There are few film genres that I consistently enjoy. However, Toho’s kaiju films (“kaiju” meaning giant monsters à la Godzilla) have always been my favorites with nary a bad movie among them. Of these monsters, for me Mothra reigns supreme.
For those who don’t know, Mothra is a giant rainbow-winged moth who unlike other kaiju is always on the side of good. Ready to summon and support her are two fairies known as the Elias.
The “Rebirth of Mothra” series (1996-1998) gives us three uplifting films with the most intimate look at the great moth since the original “Mothra” in 1961. While not Academy Award winners, these movies deserve far better than their Rotten Tomatoes scores (48%, 39%, 62% respectively). Like many Godzilla films, environmental issues play a key role in the plot.
After watching these three movies, here’s what I learned:
1) A choreographed song is the best way to summon a kaiju. Mothra makes a damn good entrance. Each time she is called upon, the Elias perform a groovy song that involves arm-dancing and instrumentals that come out of nowhere. It will get stuck in your head.
2) You don’t need to rely on CGI to tell a story. These days, films are more fake than real. But this trilogy, with its models, puppets, and costumes, shows you can make a film—even a fantasy/action film—without oodles of CGI. Though as the series progressed, the filmmakers gradually succumbed to the growing trend of computer animation.
3) Mothra always loses the first fight. I don’t think I’m spoiling the story by telling you this. I wonder why Mothra even tries. Still, she comes back strong in the second fight and always with a “wardrobe change,” becoming Rainbow Mothra or Aqua Mothra or even the kickass Armor Mothra.
4) Moths can be cute. This is coming from someone who loathes moths. Still, Mothra and her diminutive counterpart Fairy Mothra are absolutely darling. But of course, the Japanese can make ANYTHING cute.
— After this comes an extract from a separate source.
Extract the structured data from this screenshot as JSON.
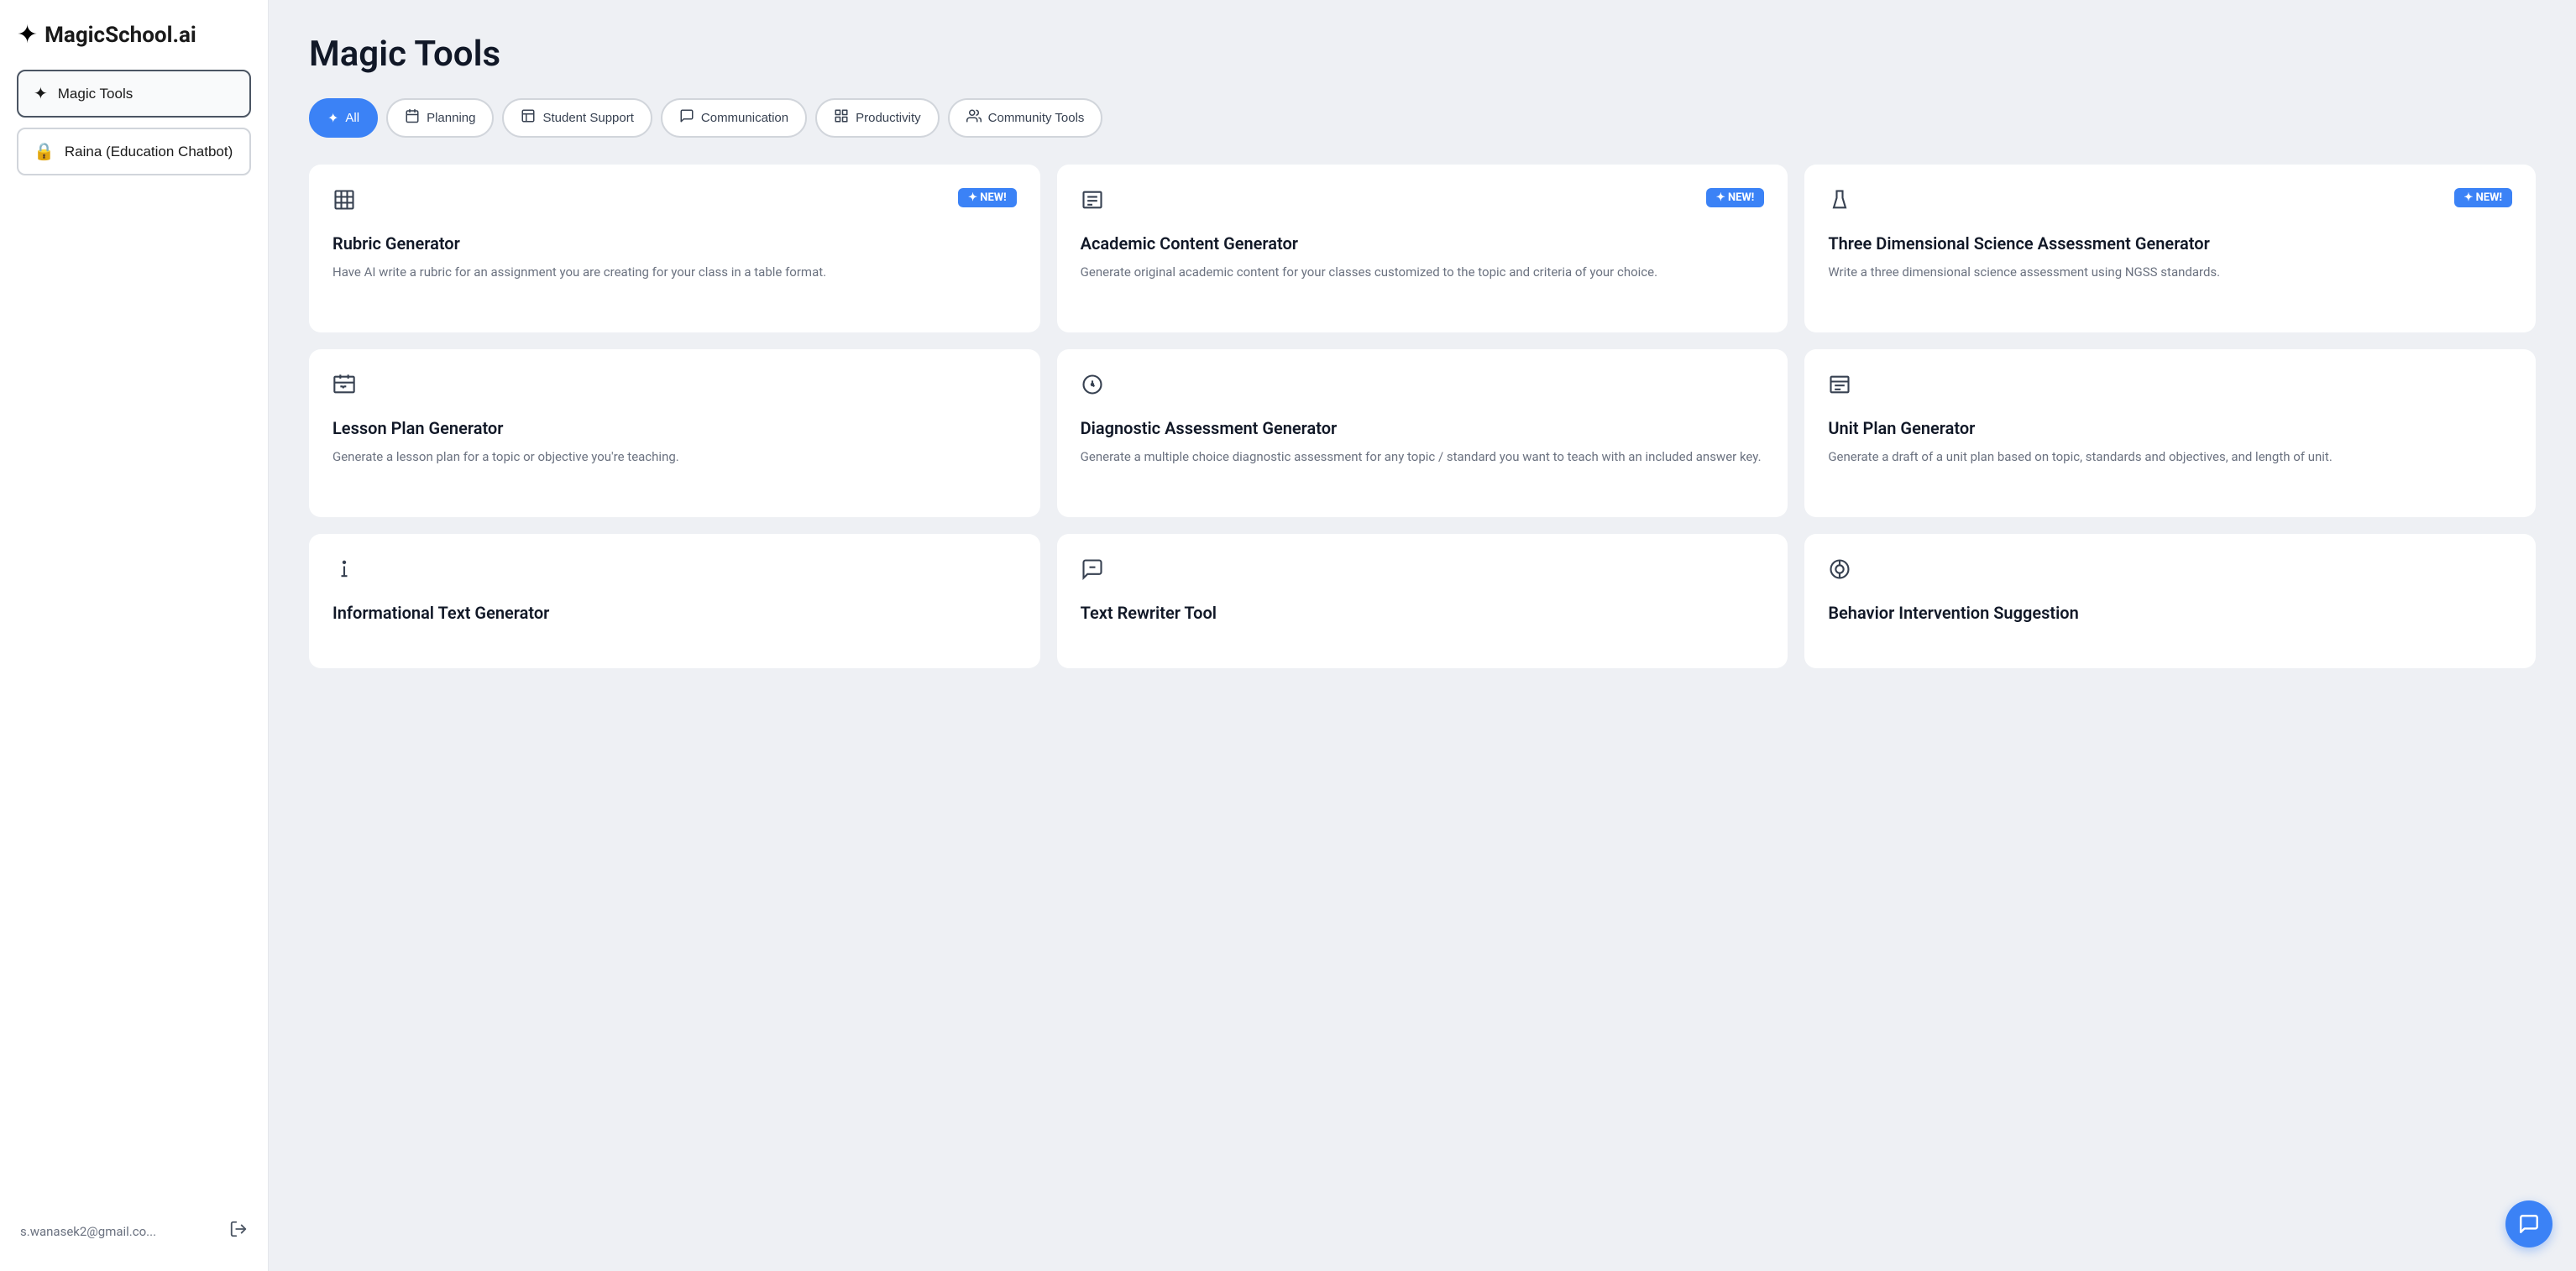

5) Seeing Mothra bitten, struck, or stomped on never gets easier. You might as well kick a kitten. Even when Mothra is a slimy larva, it’s still hard to watch. Unfortunately, you know after the first movie that this will happen a lot more.
6) Protecting a small, strange animal can unite foes. Whether it’s Fairy Mothra or Ghogo (a magical tribble/Furby), somehow feuding characters are brought together for the common goal of keeping these animals safe. It’s a remarkable and touching phenomenon.
7) Don’t worry if Ghogo pees on you. The mystical Furby-thing has healing urine and even brings someone back to life. Just make sure it’s a Ghogo.
8) The innocence of children will always prevail over adults’ messy motives. Children are the protagonists in these films, but not because these are necessarily meant for kids. They see things adults cannot, their sense of wonder is intact, and they possess a goodness of heart that years on this Earth can extinguish. While the adults flounder, the children know their goal and see it through.
9) “It doesn’t matter that we don’t agree with each other.” All through the series, the Elias’ evil sister Belvera plots against them and foils their plans, but through this, she remains their sister, and when they join together in the end, Belvera expresses this sentiment. As simple and saccharine as it sounds, the world would be a far better place if only humans lived by this code. Instead, the world grows violently partisan, forgetting that even though we don’t agree with each other, we are all humans in this together.
10) Earth’s only chance now is Mothra. With its magic glitter, the giant moth restores nature to its former glory after King Ghidorah reduces it to blackened earth. Given the environmental disasters going on in the world and the number of people in office doing nothing about it, Mothra is really our only hope.
I heartily recommend seeing these films. You may think you’re watching them ironically, but I guarantee that halfway through the first movie, you’ll see why Mothra is my favorite Kaiju and you won’t be able to stop.
* Via Gojipedia under Fair Use